#### PROVIDED RECORDS

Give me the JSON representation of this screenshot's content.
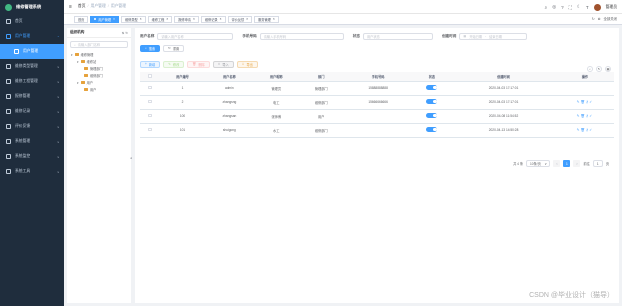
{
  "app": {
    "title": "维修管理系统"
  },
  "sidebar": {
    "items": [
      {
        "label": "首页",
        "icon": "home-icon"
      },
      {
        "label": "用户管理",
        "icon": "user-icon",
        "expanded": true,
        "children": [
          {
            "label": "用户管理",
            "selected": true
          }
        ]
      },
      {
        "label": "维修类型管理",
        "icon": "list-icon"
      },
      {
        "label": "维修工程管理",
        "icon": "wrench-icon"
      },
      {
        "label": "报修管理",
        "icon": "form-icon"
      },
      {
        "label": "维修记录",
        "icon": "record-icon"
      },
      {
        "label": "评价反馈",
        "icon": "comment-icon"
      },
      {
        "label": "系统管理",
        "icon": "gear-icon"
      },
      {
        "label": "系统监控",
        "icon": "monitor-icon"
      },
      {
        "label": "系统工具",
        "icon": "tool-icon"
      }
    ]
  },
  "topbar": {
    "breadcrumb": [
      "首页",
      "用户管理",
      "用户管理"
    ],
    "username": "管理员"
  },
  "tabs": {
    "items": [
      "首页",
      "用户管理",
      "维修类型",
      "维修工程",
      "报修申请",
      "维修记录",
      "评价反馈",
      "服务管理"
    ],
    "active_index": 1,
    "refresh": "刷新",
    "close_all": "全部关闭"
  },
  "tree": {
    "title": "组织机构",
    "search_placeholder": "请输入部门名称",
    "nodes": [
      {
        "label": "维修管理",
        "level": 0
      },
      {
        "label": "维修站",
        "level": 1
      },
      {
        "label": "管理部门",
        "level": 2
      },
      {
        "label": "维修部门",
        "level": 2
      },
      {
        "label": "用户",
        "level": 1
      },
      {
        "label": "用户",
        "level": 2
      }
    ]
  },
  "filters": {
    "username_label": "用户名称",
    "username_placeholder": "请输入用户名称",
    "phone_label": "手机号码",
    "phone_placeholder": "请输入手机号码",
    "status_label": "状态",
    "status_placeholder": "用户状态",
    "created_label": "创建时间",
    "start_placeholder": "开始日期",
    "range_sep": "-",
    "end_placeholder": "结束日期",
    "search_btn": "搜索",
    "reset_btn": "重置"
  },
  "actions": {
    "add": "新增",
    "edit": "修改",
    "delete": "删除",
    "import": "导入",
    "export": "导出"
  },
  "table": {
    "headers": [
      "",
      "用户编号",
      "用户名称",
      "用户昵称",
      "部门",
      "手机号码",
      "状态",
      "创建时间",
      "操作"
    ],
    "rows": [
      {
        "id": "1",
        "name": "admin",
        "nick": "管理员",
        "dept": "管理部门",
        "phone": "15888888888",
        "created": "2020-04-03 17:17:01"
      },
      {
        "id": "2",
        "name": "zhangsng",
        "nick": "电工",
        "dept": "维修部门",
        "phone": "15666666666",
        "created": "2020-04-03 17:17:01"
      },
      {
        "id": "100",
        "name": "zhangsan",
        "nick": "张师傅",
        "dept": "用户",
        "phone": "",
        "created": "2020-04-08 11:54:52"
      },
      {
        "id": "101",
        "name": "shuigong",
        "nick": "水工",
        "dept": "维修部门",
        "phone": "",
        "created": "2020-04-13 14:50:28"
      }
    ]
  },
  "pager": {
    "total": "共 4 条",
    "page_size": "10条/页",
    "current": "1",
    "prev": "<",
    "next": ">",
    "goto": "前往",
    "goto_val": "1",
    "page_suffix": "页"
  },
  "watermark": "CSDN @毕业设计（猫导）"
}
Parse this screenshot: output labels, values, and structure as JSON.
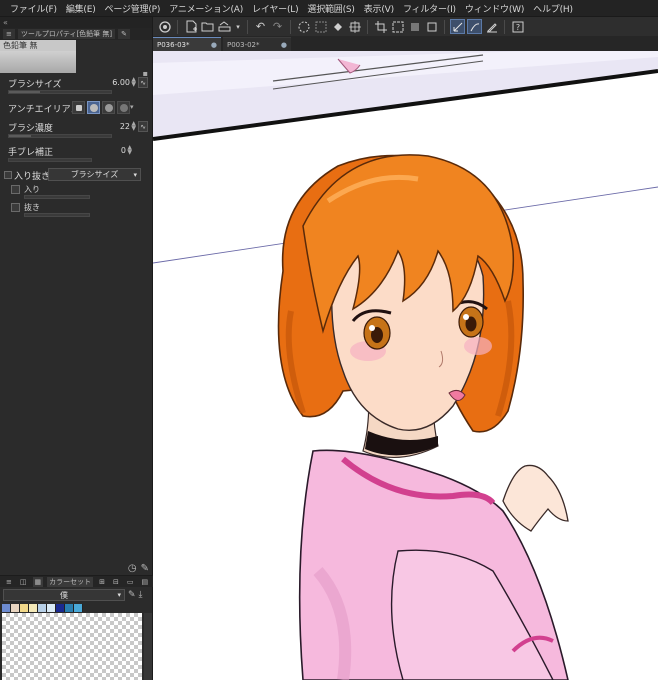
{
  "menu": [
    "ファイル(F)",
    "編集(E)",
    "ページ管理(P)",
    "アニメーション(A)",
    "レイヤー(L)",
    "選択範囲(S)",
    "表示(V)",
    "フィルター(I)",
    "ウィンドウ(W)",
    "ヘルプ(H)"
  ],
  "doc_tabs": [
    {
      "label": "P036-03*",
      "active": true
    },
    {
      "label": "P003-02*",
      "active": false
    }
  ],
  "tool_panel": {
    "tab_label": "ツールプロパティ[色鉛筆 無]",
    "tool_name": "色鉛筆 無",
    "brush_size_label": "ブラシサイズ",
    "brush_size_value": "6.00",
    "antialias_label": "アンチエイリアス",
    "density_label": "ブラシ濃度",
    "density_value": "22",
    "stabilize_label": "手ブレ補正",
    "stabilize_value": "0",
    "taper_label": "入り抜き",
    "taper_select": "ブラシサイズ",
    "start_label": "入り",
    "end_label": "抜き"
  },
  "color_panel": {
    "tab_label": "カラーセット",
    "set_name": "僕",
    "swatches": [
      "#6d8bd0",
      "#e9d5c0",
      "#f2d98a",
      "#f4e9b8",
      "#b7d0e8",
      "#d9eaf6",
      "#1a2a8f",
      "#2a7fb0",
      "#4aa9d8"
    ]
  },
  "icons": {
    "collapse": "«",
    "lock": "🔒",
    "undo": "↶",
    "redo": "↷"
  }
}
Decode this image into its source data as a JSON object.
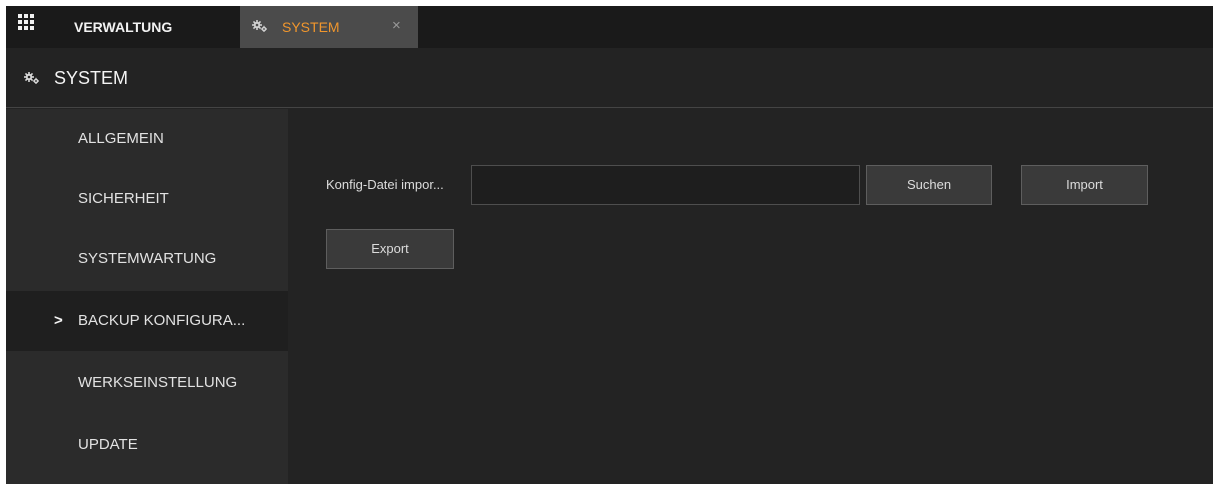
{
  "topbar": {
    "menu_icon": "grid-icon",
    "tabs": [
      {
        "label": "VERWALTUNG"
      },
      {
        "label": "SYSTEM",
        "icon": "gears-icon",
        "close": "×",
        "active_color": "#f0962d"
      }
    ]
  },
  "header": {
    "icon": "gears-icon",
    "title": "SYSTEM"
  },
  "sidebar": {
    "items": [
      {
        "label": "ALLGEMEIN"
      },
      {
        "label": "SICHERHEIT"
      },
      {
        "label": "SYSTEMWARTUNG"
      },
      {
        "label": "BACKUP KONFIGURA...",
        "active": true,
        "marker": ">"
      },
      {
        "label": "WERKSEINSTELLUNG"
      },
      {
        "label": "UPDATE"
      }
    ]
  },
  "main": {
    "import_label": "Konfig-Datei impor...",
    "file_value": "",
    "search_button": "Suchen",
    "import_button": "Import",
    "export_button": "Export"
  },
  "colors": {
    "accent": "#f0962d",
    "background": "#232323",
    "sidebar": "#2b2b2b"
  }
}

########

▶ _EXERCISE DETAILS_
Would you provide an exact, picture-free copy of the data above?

▶ _RESULT FOR THIS EXERCISE_
Give me the JSON representation of this screenshot's content.
{
  "app": {
    "title": "维修管理系统"
  },
  "sidebar": {
    "items": [
      {
        "label": "首页",
        "icon": "home-icon"
      },
      {
        "label": "用户管理",
        "icon": "user-icon",
        "expanded": true,
        "children": [
          {
            "label": "用户管理",
            "selected": true
          }
        ]
      },
      {
        "label": "维修类型管理",
        "icon": "list-icon"
      },
      {
        "label": "维修工程管理",
        "icon": "wrench-icon"
      },
      {
        "label": "报修管理",
        "icon": "form-icon"
      },
      {
        "label": "维修记录",
        "icon": "record-icon"
      },
      {
        "label": "评价反馈",
        "icon": "comment-icon"
      },
      {
        "label": "系统管理",
        "icon": "gear-icon"
      },
      {
        "label": "系统监控",
        "icon": "monitor-icon"
      },
      {
        "label": "系统工具",
        "icon": "tool-icon"
      }
    ]
  },
  "topbar": {
    "breadcrumb": [
      "首页",
      "用户管理",
      "用户管理"
    ],
    "username": "管理员"
  },
  "tabs": {
    "items": [
      "首页",
      "用户管理",
      "维修类型",
      "维修工程",
      "报修申请",
      "维修记录",
      "评价反馈",
      "服务管理"
    ],
    "active_index": 1,
    "refresh": "刷新",
    "close_all": "全部关闭"
  },
  "tree": {
    "title": "组织机构",
    "search_placeholder": "请输入部门名称",
    "nodes": [
      {
        "label": "维修管理",
        "level": 0
      },
      {
        "label": "维修站",
        "level": 1
      },
      {
        "label": "管理部门",
        "level": 2
      },
      {
        "label": "维修部门",
        "level": 2
      },
      {
        "label": "用户",
        "level": 1
      },
      {
        "label": "用户",
        "level": 2
      }
    ]
  },
  "filters": {
    "username_label": "用户名称",
    "username_placeholder": "请输入用户名称",
    "phone_label": "手机号码",
    "phone_placeholder": "请输入手机号码",
    "status_label": "状态",
    "status_placeholder": "用户状态",
    "created_label": "创建时间",
    "start_placeholder": "开始日期",
    "range_sep": "-",
    "end_placeholder": "结束日期",
    "search_btn": "搜索",
    "reset_btn": "重置"
  },
  "actions": {
    "add": "新增",
    "edit": "修改",
    "delete": "删除",
    "import": "导入",
    "export": "导出"
  },
  "table": {
    "headers": [
      "",
      "用户编号",
      "用户名称",
      "用户昵称",
      "部门",
      "手机号码",
      "状态",
      "创建时间",
      "操作"
    ],
    "rows": [
      {
        "id": "1",
        "name": "admin",
        "nick": "管理员",
        "dept": "管理部门",
        "phone": "15888888888",
        "created": "2020-04-03 17:17:01"
      },
      {
        "id": "2",
        "name": "zhangsng",
        "nick": "电工",
        "dept": "维修部门",
        "phone": "15666666666",
        "created": "2020-04-03 17:17:01"
      },
      {
        "id": "100",
        "name": "zhangsan",
        "nick": "张师傅",
        "dept": "用户",
        "phone": "",
        "created": "2020-04-08 11:54:52"
      },
      {
        "id": "101",
        "name": "shuigong",
        "nick": "水工",
        "dept": "维修部门",
        "phone": "",
        "created": "2020-04-13 14:50:28"
      }
    ]
  },
  "pager": {
    "total": "共 4 条",
    "page_size": "10条/页",
    "current": "1",
    "prev": "<",
    "next": ">",
    "goto": "前往",
    "goto_val": "1",
    "page_suffix": "页"
  },
  "watermark": "CSDN @毕业设计（猫导）"
}
Parse this screenshot: output labels, values, and structure as JSON.
{
  "menu": [
    "ファイル(F)",
    "編集(E)",
    "ページ管理(P)",
    "アニメーション(A)",
    "レイヤー(L)",
    "選択範囲(S)",
    "表示(V)",
    "フィルター(I)",
    "ウィンドウ(W)",
    "ヘルプ(H)"
  ],
  "doc_tabs": [
    {
      "label": "P036-03*",
      "active": true
    },
    {
      "label": "P003-02*",
      "active": false
    }
  ],
  "tool_panel": {
    "tab_label": "ツールプロパティ[色鉛筆 無]",
    "tool_name": "色鉛筆 無",
    "brush_size_label": "ブラシサイズ",
    "brush_size_value": "6.00",
    "antialias_label": "アンチエイリアス",
    "density_label": "ブラシ濃度",
    "density_value": "22",
    "stabilize_label": "手ブレ補正",
    "stabilize_value": "0",
    "taper_label": "入り抜き",
    "taper_select": "ブラシサイズ",
    "start_label": "入り",
    "end_label": "抜き"
  },
  "color_panel": {
    "tab_label": "カラーセット",
    "set_name": "僕",
    "swatches": [
      "#6d8bd0",
      "#e9d5c0",
      "#f2d98a",
      "#f4e9b8",
      "#b7d0e8",
      "#d9eaf6",
      "#1a2a8f",
      "#2a7fb0",
      "#4aa9d8"
    ]
  },
  "icons": {
    "collapse": "«",
    "lock": "🔒",
    "undo": "↶",
    "redo": "↷"
  }
}
Decode this image into its source data as a JSON object.
{
  "topbar": {
    "menu_icon": "grid-icon",
    "tabs": [
      {
        "label": "VERWALTUNG"
      },
      {
        "label": "SYSTEM",
        "icon": "gears-icon",
        "close": "×",
        "active_color": "#f0962d"
      }
    ]
  },
  "header": {
    "icon": "gears-icon",
    "title": "SYSTEM"
  },
  "sidebar": {
    "items": [
      {
        "label": "ALLGEMEIN"
      },
      {
        "label": "SICHERHEIT"
      },
      {
        "label": "SYSTEMWARTUNG"
      },
      {
        "label": "BACKUP KONFIGURA...",
        "active": true,
        "marker": ">"
      },
      {
        "label": "WERKSEINSTELLUNG"
      },
      {
        "label": "UPDATE"
      }
    ]
  },
  "main": {
    "import_label": "Konfig-Datei impor...",
    "file_value": "",
    "search_button": "Suchen",
    "import_button": "Import",
    "export_button": "Export"
  },
  "colors": {
    "accent": "#f0962d",
    "background": "#232323",
    "sidebar": "#2b2b2b"
  }
}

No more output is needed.